Appearing before the Brussels press alongside Tusk, Barroso said the main topic of discussion at the meeting had been the so-called 'multi-annual financial framework (MFF' – the EU's next long-term budget for 2014-2020.
The two leaders are known advocates of a strong budget, with Poland eyeing a bigger share of EU spending for its poorer regions.
Both men sought to counter the impression that the ongoing debt crisis in the euro zone had left EU leaders with no appetite for discussing the divisive budget issue.
Barroso admitted that the Commission's budget proposal, presented at an informal ministerial meeting in the Polish city of Sopot on 29 June, had not won consensual support.

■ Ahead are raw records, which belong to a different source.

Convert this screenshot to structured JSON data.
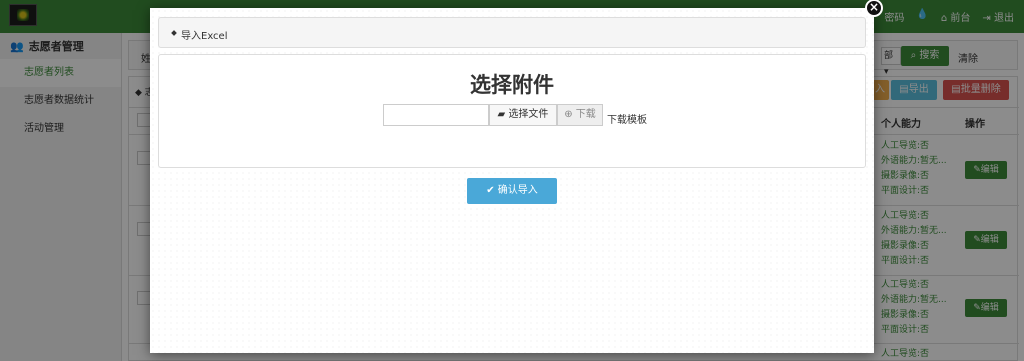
{
  "app": {
    "top_links": [
      "密码",
      "",
      "前台",
      "退出"
    ],
    "sidebar": {
      "group_label": "志愿者管理",
      "items": [
        {
          "label": "志愿者列表",
          "active": true
        },
        {
          "label": "志愿者数据统计",
          "active": false
        },
        {
          "label": "活动管理",
          "active": false
        }
      ]
    },
    "filter": {
      "label": "姓",
      "select_value": "部",
      "search_label": "搜索",
      "clear_label": "清除"
    },
    "panel": {
      "head_text": "志",
      "orange_label": "入",
      "export_label": "导出",
      "batch_delete_label": "批量删除"
    },
    "table": {
      "headers": {
        "ability": "个人能力",
        "action": "操作"
      },
      "edit_label": "编辑",
      "rows": [
        {
          "ability": [
            "人工导览:否",
            "外语能力:暂无...",
            "摄影录像:否",
            "平面设计:否"
          ]
        },
        {
          "ability": [
            "人工导览:否",
            "外语能力:暂无...",
            "摄影录像:否",
            "平面设计:否"
          ]
        },
        {
          "ability": [
            "人工导览:否",
            "外语能力:暂无...",
            "摄影录像:否",
            "平面设计:否"
          ]
        },
        {
          "ability": [
            "人工导览:否"
          ]
        }
      ]
    }
  },
  "modal": {
    "breadcrumb": "导入Excel",
    "title": "选择附件",
    "file_value": "",
    "choose_label": "选择文件",
    "download_label": "下载",
    "template_label": "下载模板",
    "confirm_label": "确认导入",
    "close_glyph": "×"
  },
  "colors": {
    "brand_green": "#3c8b3a",
    "confirm_blue": "#4aa8d8",
    "export_blue": "#5bc0de",
    "danger_red": "#d9534f",
    "warning_orange": "#f0ad4e"
  }
}
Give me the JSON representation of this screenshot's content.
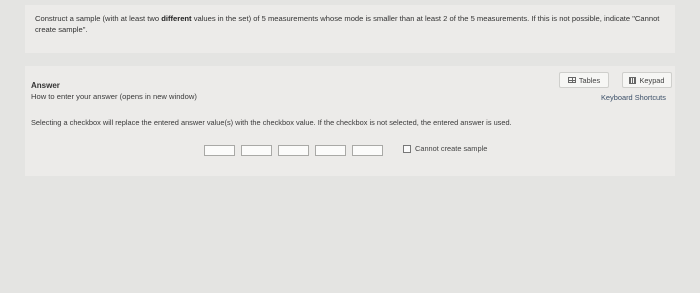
{
  "question": {
    "text_before_bold": "Construct a sample (with at least two ",
    "text_bold": "different",
    "text_after_bold": " values in the set) of 5 measurements whose mode is smaller than at least 2 of the 5 measurements.  If this is not possible, indicate \"Cannot create sample\"."
  },
  "answer": {
    "heading": "Answer",
    "howto_link": "How to enter your answer (opens in new window)",
    "tables_label": "Tables",
    "keypad_label": "Keypad",
    "keyboard_shortcuts": "Keyboard Shortcuts",
    "instructions": "Selecting a checkbox will replace the entered answer value(s) with the checkbox value. If the checkbox is not selected, the entered answer is used.",
    "inputs": [
      "",
      "",
      "",
      "",
      ""
    ],
    "checkbox_label": "Cannot create sample",
    "checkbox_checked": false
  }
}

"Of course there was not unanimous agreement, frankly, but I wasn't expecting there to be," he said.
Indeed, the Commission proposal is seen as the starting point of what promises to be drawn-out negotiations, with a final decision not expected before the second half of 2012.
"Let's make it a good example of European spirit, to have focused discussions on the MFF, not as discussions for Brussels, but for the budget for the whole of Europe: how we can with European tools help growth in Europe – this is the basic line," Barroso said.
Building a 'positive-thinking majority'
Tusk said that in his view, discussions at the Sopot meeting had been more positive than expected. He said he was "cautiously optimistic" about future EU policies under the next budget.
The Polish EU Presidency's task, meanwhile, was to make sure that "a positive-thinking majority" was in place for the latter stages of the debate, he said.
The Polish prime minister sought to illustrate the view that EU funding can boost economic growth by pointing to a map of Poland carrying the country's latest GDP growth figure – 4.3% – alongside a smiley face.
Both leaders confirmed that a high-level conference on the EU budget would be held in Brussels on 20-21 October, and both promised to contribute to the forum.
The conference will be co-hosted by the European Commission and the European Parliament, and co-organised by the Polish EU Presidency, Tusk said.
"This will be a political conference that will deal with the whole philosophy of the European Community," Tusk said, refusing to go into further details about the forum's mandate. According to insiders, the forum will aim to forge consensus on some issues but is not expected to take major decisions.
In fact, Barroso appears to have embraced an idea first developed by Tusk himself, who said in early July that such a conference would need to address "how much Community" and "how much of the national dispute" should be reflected in the EU budget. At the time, it was assumed that the conference would be hosted by Warsaw.